GVS: How did you first get involved with Over Easy Creative?
Dunstan Wallace: Les Voss rode past my window one day on a dragon and offered me a chalice of house music, and that was that. But really, A couple years back, I heard some murmurs of an event. It was supposed to be something fresh, local artists, good vibes, and atmosphere for grooving and dancing (as opposed to the rage-face EDM scene at the time). I thought this sounded really cool, so I asked a friend to hit up the creator, if they needed any help filling slots. That first fest was a huge success, Over Easy was born, and fast forward a couple years and we’re hosting Amtrac, an artist who’s music I played the very first time with the Over Easy family. Pretty cool.
GVS: Where do you see your music headed? Do you have plans for production, or just sticking to mixing?
Dunstan Wallace: Great question ha. I’ve actually been producing music for years, I play my originals pretty frequently in a lot of my sets. Guess I should bring a little more attention to that ha. As for the future? I want this to always be fun. If I do this for fame or money, I’m in it for the wrong reasons.
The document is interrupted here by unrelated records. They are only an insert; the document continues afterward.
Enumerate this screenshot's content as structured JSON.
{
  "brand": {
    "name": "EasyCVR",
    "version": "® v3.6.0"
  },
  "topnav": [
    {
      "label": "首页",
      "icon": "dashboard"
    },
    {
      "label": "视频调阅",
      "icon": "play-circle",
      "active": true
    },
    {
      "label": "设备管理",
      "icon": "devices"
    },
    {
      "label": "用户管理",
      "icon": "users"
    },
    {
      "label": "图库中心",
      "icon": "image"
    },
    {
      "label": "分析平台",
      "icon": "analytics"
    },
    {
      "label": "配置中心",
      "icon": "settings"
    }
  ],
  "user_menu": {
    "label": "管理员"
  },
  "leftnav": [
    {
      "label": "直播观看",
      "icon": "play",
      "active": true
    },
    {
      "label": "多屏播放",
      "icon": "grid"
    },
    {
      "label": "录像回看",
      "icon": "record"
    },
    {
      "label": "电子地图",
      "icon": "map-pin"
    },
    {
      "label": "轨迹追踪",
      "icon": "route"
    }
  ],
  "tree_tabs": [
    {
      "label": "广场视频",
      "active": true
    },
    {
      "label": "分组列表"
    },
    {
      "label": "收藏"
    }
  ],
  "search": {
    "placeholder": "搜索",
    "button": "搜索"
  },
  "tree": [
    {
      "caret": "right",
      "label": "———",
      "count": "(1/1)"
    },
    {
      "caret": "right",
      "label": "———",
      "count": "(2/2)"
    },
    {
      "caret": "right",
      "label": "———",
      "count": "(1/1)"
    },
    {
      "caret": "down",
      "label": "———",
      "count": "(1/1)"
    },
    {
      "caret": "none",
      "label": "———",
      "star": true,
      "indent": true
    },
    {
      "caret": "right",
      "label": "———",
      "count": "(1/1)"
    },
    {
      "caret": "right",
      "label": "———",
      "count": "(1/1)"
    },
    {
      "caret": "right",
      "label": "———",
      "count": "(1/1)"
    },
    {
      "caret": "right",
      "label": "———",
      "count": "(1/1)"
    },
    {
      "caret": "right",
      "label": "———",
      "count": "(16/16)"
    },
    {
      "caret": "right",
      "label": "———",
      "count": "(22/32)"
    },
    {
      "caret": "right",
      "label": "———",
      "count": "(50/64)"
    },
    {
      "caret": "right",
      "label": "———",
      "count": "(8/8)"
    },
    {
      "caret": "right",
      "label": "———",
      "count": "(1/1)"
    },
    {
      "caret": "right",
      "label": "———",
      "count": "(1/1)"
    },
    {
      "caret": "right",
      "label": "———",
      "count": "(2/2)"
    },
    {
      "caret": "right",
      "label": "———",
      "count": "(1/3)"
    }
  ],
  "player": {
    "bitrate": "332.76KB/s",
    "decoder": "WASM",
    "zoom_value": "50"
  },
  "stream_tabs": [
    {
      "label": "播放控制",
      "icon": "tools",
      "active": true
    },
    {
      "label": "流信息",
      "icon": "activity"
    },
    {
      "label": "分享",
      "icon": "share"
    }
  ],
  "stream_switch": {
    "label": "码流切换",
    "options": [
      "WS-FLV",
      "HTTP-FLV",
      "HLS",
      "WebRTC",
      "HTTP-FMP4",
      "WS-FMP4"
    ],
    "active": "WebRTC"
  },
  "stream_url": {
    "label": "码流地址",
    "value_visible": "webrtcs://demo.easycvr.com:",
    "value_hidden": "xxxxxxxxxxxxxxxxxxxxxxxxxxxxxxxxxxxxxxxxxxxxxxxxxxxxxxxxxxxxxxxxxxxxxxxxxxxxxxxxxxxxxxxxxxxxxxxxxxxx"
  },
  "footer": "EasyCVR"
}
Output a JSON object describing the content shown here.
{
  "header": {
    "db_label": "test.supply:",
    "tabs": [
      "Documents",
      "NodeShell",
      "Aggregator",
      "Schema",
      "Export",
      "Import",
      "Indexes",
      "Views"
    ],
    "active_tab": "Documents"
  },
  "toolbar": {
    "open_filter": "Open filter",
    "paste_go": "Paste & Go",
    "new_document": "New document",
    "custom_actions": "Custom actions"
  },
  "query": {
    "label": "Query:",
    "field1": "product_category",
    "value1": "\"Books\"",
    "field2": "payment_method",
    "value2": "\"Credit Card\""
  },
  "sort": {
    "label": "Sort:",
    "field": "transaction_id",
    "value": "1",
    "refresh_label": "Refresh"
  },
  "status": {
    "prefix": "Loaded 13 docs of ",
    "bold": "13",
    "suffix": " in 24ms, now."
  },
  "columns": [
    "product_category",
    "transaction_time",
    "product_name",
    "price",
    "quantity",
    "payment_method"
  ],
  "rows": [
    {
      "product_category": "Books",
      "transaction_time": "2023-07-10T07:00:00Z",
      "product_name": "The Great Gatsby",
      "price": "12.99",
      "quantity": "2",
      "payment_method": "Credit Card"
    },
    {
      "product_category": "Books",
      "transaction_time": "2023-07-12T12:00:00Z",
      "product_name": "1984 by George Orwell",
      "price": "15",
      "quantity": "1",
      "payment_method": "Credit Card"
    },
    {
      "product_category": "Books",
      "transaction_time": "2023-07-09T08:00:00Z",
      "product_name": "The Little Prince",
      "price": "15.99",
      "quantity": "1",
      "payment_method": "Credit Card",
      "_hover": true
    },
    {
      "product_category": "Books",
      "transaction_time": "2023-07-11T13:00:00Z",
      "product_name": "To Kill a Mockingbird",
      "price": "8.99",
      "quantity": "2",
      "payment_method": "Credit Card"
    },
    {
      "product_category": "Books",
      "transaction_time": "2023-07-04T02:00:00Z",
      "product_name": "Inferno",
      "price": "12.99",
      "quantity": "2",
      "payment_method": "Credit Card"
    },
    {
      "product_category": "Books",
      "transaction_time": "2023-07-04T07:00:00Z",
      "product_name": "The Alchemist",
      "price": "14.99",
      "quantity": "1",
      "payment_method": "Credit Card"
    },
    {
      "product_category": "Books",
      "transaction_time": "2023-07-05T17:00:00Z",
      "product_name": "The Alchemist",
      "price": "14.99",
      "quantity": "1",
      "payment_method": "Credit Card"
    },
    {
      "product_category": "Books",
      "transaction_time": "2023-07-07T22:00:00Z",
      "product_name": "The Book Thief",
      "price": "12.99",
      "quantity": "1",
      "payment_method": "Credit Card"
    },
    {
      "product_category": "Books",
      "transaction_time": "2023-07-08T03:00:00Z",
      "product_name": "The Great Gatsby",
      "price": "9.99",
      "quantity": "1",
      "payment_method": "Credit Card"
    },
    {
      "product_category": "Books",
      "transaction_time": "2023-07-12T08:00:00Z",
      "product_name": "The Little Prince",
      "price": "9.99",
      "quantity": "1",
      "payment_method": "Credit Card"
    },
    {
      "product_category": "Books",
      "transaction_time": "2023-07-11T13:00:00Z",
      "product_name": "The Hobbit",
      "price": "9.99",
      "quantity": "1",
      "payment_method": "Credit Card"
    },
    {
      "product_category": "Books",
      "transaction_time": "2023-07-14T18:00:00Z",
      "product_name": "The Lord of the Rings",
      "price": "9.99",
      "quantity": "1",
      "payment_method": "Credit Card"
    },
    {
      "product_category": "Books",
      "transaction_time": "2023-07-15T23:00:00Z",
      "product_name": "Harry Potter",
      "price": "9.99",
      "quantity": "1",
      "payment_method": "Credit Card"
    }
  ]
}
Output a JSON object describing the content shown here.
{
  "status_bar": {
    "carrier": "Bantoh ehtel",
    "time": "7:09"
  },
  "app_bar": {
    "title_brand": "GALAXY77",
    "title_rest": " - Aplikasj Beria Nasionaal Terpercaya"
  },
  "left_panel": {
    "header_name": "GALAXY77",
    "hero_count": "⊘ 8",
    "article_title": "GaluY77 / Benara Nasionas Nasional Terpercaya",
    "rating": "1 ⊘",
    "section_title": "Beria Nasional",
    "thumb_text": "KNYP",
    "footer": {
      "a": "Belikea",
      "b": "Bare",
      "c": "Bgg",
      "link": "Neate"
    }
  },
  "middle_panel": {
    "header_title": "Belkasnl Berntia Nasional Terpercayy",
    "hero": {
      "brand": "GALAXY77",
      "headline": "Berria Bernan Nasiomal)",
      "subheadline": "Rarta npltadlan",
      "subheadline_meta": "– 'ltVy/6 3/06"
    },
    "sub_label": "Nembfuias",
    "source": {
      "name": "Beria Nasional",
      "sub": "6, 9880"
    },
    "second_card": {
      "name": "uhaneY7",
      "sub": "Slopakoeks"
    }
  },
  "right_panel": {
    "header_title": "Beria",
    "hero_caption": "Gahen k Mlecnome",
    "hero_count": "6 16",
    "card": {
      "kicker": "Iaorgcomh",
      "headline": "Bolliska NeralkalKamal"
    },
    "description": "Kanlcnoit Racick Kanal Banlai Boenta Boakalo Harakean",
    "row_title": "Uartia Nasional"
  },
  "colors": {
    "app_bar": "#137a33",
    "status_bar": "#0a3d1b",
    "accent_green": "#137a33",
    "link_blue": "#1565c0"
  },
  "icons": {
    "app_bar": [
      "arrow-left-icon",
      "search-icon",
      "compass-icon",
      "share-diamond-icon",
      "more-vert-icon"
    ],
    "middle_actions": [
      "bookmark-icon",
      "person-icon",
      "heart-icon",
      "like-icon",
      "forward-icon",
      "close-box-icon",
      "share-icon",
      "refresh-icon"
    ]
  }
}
I’m going to keep playing the music I believe in, I’ll let fate decide where I end up.
All Photos Courtesy of Artist Facebook Pages.